**What you have to do**
Among the records below, find each line bearing the word "GALAX" and copy it.
----- Given data
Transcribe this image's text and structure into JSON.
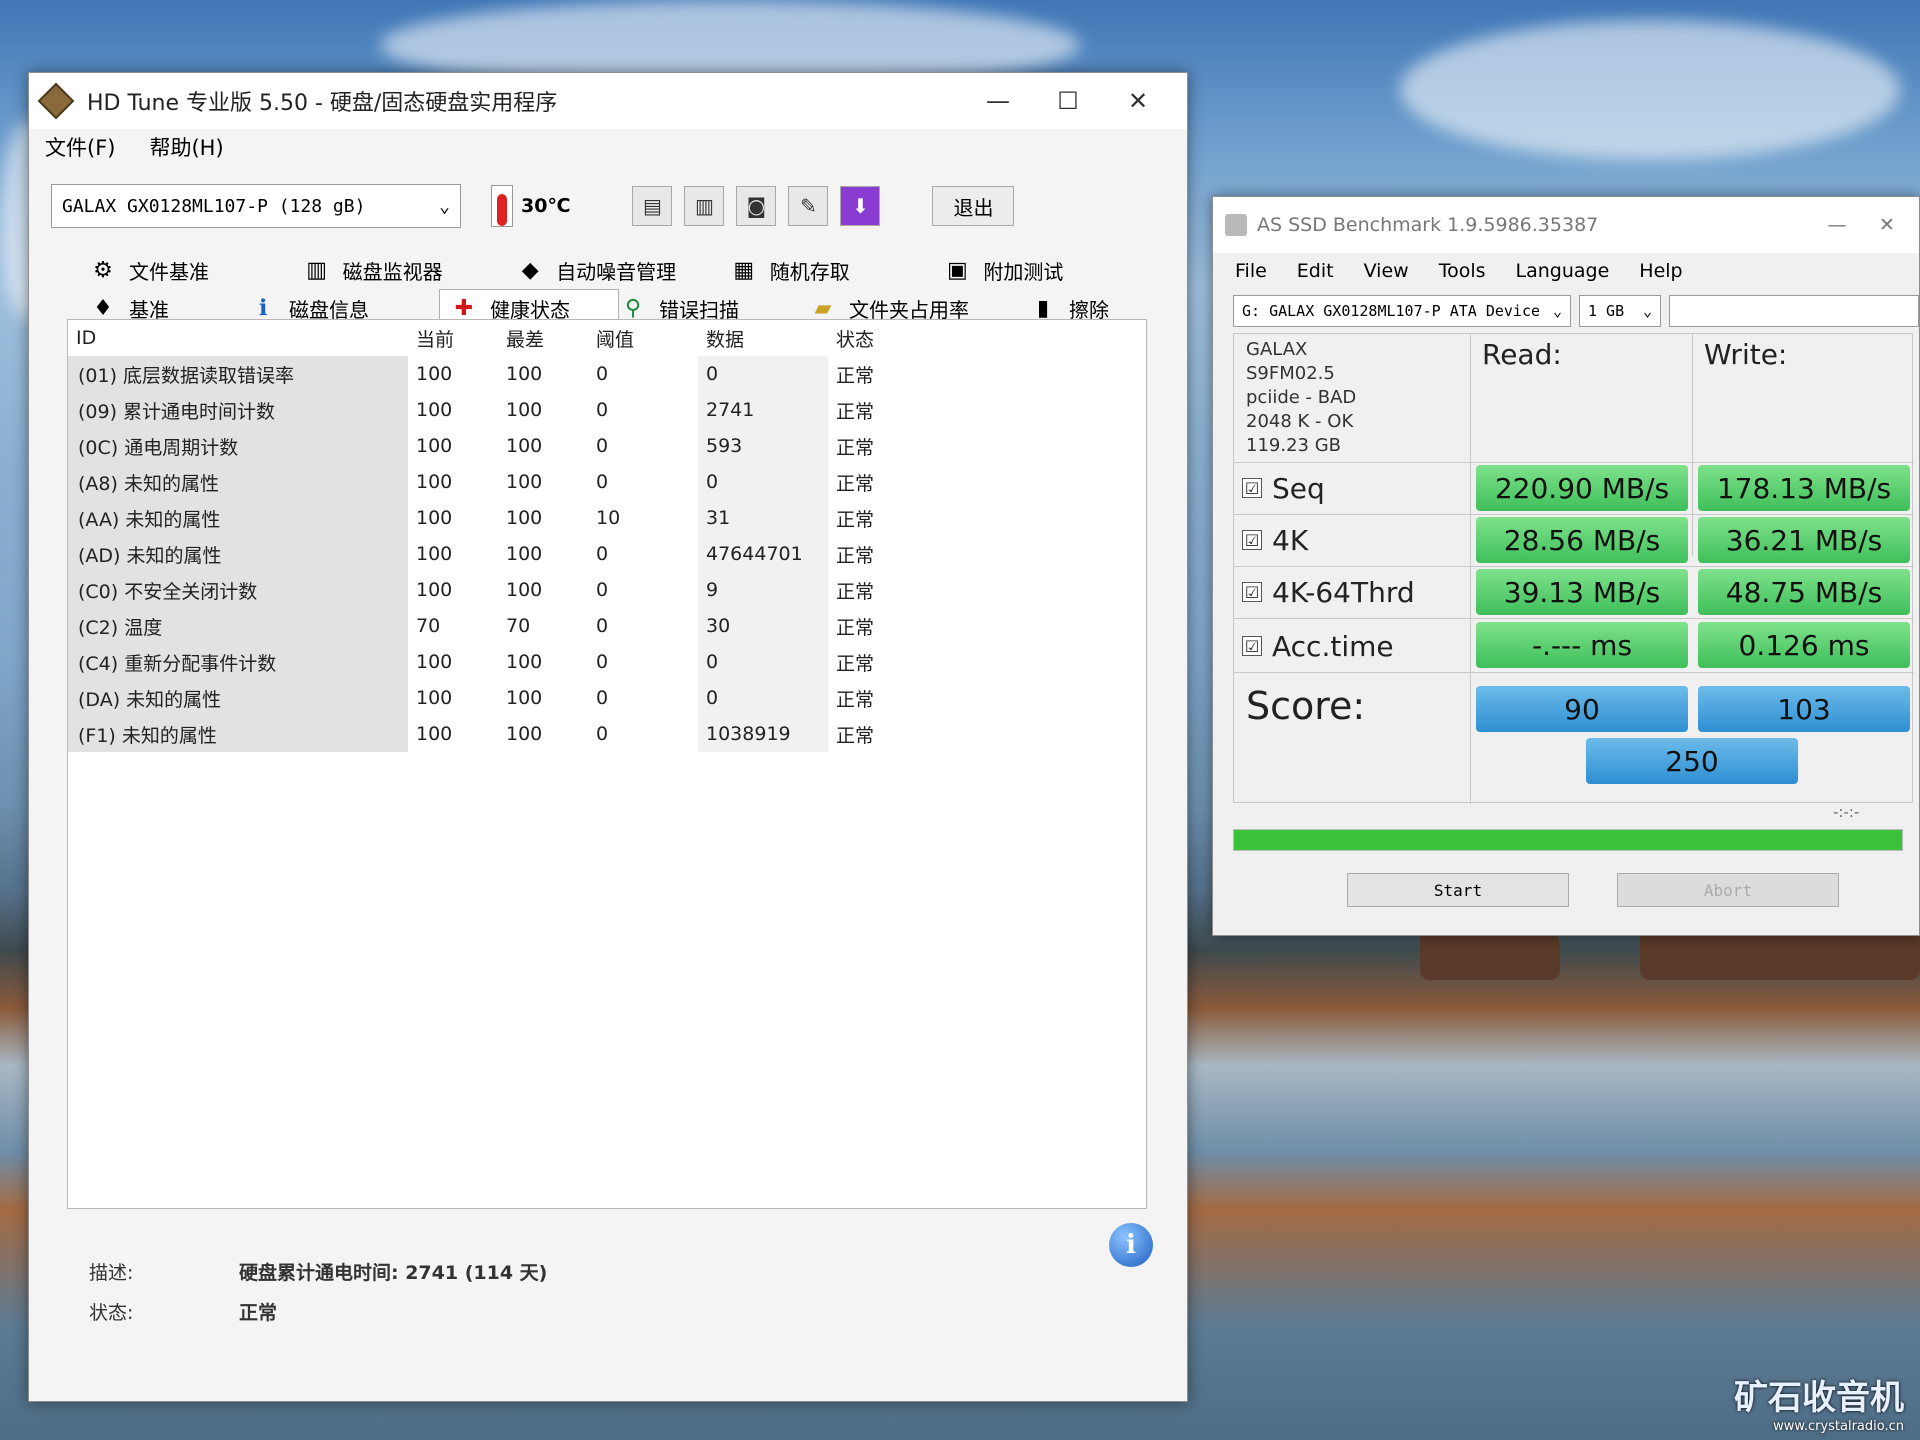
{
  "hdtune": {
    "title": "HD Tune 专业版 5.50 - 硬盘/固态硬盘实用程序",
    "window_buttons": [
      "—",
      "☐",
      "✕"
    ],
    "menu": [
      "文件(F)",
      "帮助(H)"
    ],
    "drive": "GALAX GX0128ML107-P (128 gB)",
    "temperature": "30℃",
    "exit_label": "退出",
    "tabs_row1": [
      "文件基准",
      "磁盘监视器",
      "自动噪音管理",
      "随机存取",
      "附加测试"
    ],
    "tabs_row2": [
      "基准",
      "磁盘信息",
      "健康状态",
      "错误扫描",
      "文件夹占用率",
      "擦除"
    ],
    "table": {
      "headers": [
        "ID",
        "当前",
        "最差",
        "阈值",
        "数据",
        "状态"
      ],
      "rows": [
        [
          "(01) 底层数据读取错误率",
          "100",
          "100",
          "0",
          "0",
          "正常"
        ],
        [
          "(09) 累计通电时间计数",
          "100",
          "100",
          "0",
          "2741",
          "正常"
        ],
        [
          "(0C) 通电周期计数",
          "100",
          "100",
          "0",
          "593",
          "正常"
        ],
        [
          "(A8) 未知的属性",
          "100",
          "100",
          "0",
          "0",
          "正常"
        ],
        [
          "(AA) 未知的属性",
          "100",
          "100",
          "10",
          "31",
          "正常"
        ],
        [
          "(AD) 未知的属性",
          "100",
          "100",
          "0",
          "47644701",
          "正常"
        ],
        [
          "(C0) 不安全关闭计数",
          "100",
          "100",
          "0",
          "9",
          "正常"
        ],
        [
          "(C2) 温度",
          "70",
          "70",
          "0",
          "30",
          "正常"
        ],
        [
          "(C4) 重新分配事件计数",
          "100",
          "100",
          "0",
          "0",
          "正常"
        ],
        [
          "(DA) 未知的属性",
          "100",
          "100",
          "0",
          "0",
          "正常"
        ],
        [
          "(F1) 未知的属性",
          "100",
          "100",
          "0",
          "1038919",
          "正常"
        ]
      ]
    },
    "description_label": "描述:",
    "description_value": "硬盘累计通电时间: 2741 (114 天)",
    "status_label": "状态:",
    "status_value": "正常"
  },
  "asssd": {
    "title": "AS SSD Benchmark 1.9.5986.35387",
    "close": "✕",
    "minimize": "—",
    "menu": [
      "File",
      "Edit",
      "View",
      "Tools",
      "Language",
      "Help"
    ],
    "drive": "G: GALAX GX0128ML107-P ATA Device",
    "size": "1 GB",
    "info": [
      "GALAX",
      "S9FM02.5",
      "pciide - BAD",
      "2048 K - OK",
      "119.23 GB"
    ],
    "read_header": "Read:",
    "write_header": "Write:",
    "checkmark": "☑",
    "tests": [
      {
        "name": "Seq",
        "read": "220.90 MB/s",
        "write": "178.13 MB/s"
      },
      {
        "name": "4K",
        "read": "28.56 MB/s",
        "write": "36.21 MB/s"
      },
      {
        "name": "4K-64Thrd",
        "read": "39.13 MB/s",
        "write": "48.75 MB/s"
      },
      {
        "name": "Acc.time",
        "read": "-.--- ms",
        "write": "0.126 ms"
      }
    ],
    "score_label": "Score:",
    "score_read": "90",
    "score_write": "103",
    "score_total": "250",
    "elapsed": "-:-:-",
    "progress": 1.0,
    "start_label": "Start",
    "abort_label": "Abort"
  },
  "watermark": {
    "text": "矿石收音机",
    "url": "www.crystalradio.cn"
  }
}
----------
**Answer**
    "drive": "GALAX GX0128ML107-P (128 gB)",
    "drive": "G: GALAX GX0128ML107-P ATA Device",
      "GALAX",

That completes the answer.